It was January 2020. While exhibiting a few watercolours at a friend’s studio in Paris, Julie Télot worked with clay for the first time. Chinese calligraphy had taught her discipline; drawing had trained her to let herself go. Ceramics brought the two together in a meditative artistic experience.
There is a creative force in Julie; she draws her energy from a thousand perspectives, a thousand contrasts. That energy sought to express itself when the Wakashio sank off of a beach that she loves with all her heart.
“Each blackened mangrove called for another to be created in space, out of matter, in spirit.”

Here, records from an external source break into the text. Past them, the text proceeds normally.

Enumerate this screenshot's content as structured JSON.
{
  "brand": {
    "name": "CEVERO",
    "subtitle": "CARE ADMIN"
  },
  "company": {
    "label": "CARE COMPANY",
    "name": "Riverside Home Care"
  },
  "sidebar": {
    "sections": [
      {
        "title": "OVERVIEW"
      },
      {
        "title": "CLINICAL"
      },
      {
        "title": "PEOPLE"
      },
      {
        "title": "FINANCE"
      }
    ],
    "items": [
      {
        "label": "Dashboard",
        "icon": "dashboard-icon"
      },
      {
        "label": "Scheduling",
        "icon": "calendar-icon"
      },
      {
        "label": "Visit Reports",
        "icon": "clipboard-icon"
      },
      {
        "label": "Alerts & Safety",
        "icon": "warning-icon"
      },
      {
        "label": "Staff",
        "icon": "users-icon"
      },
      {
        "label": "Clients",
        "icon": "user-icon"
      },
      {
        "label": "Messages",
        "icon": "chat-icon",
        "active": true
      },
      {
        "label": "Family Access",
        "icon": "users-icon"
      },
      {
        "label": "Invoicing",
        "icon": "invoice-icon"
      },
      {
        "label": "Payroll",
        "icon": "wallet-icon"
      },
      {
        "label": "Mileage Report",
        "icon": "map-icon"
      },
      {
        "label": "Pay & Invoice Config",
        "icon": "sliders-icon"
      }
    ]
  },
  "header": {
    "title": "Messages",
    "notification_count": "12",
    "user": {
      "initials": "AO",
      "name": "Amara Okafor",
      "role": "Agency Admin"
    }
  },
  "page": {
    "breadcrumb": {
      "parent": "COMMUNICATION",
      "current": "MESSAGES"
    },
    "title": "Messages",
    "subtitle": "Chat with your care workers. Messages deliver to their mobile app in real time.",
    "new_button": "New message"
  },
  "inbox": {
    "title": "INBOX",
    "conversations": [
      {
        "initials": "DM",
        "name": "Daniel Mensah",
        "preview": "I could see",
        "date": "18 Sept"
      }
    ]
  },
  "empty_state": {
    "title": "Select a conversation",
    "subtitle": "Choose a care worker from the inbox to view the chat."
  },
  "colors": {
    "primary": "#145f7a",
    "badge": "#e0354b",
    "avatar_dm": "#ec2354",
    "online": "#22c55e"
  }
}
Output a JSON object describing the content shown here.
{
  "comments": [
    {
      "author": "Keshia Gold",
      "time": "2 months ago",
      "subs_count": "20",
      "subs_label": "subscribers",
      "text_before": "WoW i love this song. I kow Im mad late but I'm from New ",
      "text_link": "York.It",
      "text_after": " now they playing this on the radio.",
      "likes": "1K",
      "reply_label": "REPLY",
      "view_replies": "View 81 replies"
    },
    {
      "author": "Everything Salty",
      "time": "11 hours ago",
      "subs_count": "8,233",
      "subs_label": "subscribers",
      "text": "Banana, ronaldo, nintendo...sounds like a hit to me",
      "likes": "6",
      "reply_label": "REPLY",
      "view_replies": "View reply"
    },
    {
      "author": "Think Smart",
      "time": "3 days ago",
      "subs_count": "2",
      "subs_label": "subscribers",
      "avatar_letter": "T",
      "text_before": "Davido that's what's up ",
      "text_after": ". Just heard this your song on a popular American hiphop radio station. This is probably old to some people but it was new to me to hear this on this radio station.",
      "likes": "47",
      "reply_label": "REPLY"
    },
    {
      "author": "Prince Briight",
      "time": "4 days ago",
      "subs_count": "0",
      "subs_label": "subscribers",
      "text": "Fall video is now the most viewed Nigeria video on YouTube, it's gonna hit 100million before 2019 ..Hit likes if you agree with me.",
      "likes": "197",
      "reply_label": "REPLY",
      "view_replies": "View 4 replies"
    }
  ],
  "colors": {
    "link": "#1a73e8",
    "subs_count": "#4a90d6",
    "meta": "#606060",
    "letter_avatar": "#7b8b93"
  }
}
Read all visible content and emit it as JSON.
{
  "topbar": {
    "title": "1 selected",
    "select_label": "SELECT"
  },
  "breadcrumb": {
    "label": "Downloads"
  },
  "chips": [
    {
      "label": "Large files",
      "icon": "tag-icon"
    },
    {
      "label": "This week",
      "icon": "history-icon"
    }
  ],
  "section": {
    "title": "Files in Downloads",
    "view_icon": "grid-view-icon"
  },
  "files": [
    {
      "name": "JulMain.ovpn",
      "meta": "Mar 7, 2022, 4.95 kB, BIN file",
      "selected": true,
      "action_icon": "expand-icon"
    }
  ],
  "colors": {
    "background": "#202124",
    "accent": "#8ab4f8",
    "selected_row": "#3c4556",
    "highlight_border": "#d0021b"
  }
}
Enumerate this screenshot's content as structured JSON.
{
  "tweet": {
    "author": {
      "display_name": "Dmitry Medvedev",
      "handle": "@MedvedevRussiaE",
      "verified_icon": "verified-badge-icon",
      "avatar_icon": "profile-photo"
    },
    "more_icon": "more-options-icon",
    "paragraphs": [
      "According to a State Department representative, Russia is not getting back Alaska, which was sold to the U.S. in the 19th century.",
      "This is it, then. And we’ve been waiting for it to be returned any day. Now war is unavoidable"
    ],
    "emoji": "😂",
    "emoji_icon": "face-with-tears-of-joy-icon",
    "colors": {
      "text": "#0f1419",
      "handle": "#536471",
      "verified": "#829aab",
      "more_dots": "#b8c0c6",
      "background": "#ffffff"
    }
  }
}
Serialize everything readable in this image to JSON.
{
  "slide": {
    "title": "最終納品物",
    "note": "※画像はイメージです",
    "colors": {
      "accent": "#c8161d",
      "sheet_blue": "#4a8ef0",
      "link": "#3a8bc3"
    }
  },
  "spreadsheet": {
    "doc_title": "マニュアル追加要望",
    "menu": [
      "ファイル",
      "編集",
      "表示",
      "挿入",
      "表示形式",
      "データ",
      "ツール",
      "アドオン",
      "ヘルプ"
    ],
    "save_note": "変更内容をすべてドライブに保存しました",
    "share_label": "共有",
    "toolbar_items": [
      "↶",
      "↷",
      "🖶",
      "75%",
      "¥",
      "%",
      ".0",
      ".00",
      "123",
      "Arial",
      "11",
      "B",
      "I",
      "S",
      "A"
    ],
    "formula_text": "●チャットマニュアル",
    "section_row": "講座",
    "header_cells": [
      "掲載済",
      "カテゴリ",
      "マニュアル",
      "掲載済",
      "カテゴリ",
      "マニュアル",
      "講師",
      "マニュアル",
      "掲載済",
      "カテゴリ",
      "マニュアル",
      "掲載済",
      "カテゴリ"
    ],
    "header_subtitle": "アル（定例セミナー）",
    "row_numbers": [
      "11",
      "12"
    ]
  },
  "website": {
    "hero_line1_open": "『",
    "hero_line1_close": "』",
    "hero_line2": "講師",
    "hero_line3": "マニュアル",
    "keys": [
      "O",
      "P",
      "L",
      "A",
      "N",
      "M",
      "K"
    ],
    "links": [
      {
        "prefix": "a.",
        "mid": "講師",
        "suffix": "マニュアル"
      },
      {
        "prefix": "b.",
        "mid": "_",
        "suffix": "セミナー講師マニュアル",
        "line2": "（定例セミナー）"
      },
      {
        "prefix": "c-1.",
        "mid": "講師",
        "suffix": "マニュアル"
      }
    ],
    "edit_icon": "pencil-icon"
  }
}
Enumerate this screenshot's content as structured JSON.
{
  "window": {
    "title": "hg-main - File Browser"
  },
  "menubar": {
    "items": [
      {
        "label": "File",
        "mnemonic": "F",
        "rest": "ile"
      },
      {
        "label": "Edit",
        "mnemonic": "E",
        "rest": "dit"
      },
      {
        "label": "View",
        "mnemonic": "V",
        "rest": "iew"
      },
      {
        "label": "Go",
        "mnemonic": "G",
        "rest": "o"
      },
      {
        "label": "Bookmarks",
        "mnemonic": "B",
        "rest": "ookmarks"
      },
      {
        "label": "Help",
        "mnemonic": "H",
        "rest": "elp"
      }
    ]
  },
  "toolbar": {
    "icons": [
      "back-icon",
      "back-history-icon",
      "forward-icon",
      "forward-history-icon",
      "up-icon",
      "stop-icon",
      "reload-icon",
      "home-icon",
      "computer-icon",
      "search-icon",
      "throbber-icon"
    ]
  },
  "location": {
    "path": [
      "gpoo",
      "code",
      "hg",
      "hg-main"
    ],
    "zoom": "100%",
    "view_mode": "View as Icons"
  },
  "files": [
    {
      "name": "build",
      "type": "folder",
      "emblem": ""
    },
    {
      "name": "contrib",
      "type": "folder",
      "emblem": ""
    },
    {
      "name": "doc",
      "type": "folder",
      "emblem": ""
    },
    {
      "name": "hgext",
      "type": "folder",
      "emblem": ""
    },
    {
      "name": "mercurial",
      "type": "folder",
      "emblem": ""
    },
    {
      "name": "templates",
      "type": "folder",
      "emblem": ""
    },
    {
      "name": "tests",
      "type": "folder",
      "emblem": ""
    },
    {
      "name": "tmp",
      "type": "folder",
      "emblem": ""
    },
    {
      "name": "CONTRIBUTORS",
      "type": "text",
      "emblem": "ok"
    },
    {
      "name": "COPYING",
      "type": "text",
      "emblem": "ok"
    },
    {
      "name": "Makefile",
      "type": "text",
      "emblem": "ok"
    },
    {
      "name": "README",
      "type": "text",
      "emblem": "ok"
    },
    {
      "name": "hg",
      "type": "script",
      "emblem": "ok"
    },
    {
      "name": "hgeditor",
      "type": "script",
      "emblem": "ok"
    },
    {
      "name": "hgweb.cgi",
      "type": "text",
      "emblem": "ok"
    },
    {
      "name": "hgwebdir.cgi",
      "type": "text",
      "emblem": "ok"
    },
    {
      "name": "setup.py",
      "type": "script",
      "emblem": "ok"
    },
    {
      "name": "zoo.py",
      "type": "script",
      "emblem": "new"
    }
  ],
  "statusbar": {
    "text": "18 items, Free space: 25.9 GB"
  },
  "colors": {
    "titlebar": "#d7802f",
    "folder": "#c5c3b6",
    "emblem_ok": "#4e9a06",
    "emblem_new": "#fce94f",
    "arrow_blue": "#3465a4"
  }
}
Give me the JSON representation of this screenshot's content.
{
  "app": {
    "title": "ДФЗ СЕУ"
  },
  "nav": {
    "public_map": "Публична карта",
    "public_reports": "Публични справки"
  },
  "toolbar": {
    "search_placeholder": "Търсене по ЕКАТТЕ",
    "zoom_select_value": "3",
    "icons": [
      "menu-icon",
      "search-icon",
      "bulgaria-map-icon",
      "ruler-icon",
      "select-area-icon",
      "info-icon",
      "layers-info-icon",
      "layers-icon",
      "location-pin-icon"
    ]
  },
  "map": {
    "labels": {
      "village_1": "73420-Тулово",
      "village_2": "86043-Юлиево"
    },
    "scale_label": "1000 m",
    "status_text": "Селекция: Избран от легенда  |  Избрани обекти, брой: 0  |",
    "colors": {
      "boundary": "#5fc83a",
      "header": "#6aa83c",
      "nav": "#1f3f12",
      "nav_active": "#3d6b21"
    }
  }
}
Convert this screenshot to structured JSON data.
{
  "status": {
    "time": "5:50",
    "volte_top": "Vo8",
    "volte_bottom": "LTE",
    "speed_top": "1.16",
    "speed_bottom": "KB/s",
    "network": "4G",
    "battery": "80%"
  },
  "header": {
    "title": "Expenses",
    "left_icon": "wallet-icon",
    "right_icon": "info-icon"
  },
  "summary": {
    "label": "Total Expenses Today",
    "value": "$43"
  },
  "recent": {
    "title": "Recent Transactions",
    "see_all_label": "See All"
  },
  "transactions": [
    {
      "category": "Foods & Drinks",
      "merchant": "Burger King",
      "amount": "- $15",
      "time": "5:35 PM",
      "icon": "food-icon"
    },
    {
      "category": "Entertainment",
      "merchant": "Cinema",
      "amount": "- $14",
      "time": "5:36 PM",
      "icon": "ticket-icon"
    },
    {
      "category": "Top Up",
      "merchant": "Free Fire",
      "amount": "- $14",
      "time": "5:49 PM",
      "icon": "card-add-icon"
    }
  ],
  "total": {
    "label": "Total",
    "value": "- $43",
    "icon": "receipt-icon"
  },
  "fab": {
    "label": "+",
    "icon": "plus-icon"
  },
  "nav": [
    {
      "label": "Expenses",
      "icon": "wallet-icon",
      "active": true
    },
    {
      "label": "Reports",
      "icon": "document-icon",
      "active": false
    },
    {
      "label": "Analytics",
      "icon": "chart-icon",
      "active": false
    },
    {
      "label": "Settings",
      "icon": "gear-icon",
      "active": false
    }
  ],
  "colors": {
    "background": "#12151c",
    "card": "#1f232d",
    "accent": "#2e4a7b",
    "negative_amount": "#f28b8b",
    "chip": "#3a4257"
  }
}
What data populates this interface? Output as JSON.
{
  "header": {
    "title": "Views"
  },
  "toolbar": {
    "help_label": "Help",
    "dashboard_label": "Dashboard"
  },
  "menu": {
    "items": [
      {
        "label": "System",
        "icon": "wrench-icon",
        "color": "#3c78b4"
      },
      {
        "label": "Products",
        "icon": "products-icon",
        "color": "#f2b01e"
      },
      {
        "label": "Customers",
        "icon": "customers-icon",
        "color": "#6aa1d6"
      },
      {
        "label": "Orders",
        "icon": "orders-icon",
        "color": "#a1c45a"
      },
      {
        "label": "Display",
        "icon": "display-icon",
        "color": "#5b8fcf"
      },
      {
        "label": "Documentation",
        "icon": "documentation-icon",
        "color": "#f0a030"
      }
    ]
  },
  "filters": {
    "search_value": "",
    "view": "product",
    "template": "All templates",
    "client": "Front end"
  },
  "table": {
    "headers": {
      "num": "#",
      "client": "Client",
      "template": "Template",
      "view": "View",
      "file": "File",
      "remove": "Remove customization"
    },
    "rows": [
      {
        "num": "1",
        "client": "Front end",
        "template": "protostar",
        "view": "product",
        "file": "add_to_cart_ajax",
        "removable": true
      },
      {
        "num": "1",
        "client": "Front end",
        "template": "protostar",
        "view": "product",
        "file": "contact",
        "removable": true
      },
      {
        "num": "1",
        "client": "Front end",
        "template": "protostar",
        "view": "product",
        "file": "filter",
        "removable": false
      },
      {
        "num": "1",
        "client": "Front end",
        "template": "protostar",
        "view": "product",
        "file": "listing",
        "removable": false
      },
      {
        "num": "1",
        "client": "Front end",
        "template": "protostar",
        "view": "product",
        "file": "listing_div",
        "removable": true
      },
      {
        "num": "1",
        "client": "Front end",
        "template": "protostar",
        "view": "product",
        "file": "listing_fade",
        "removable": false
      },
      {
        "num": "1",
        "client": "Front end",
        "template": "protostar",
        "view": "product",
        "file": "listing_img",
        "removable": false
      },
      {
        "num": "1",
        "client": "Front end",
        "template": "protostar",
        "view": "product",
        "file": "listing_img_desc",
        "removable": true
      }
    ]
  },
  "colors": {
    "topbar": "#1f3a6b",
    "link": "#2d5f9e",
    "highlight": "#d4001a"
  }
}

Creating is the only instance in which you have to dispossess yourself to enrich yourself, according to Malcom De Chazal. Julie could not agree more. Her connection to nature is therapeutic. And from it has arisen a collection of single flower vases inspired by our mangroves, another featuring endemic birds – the pink pigeon, bulbul, dodo and cardinal – and a series of sculptures that reflect her state of mind. “It’s about being anchored and free at the same time. It’s everything
I aspire to.”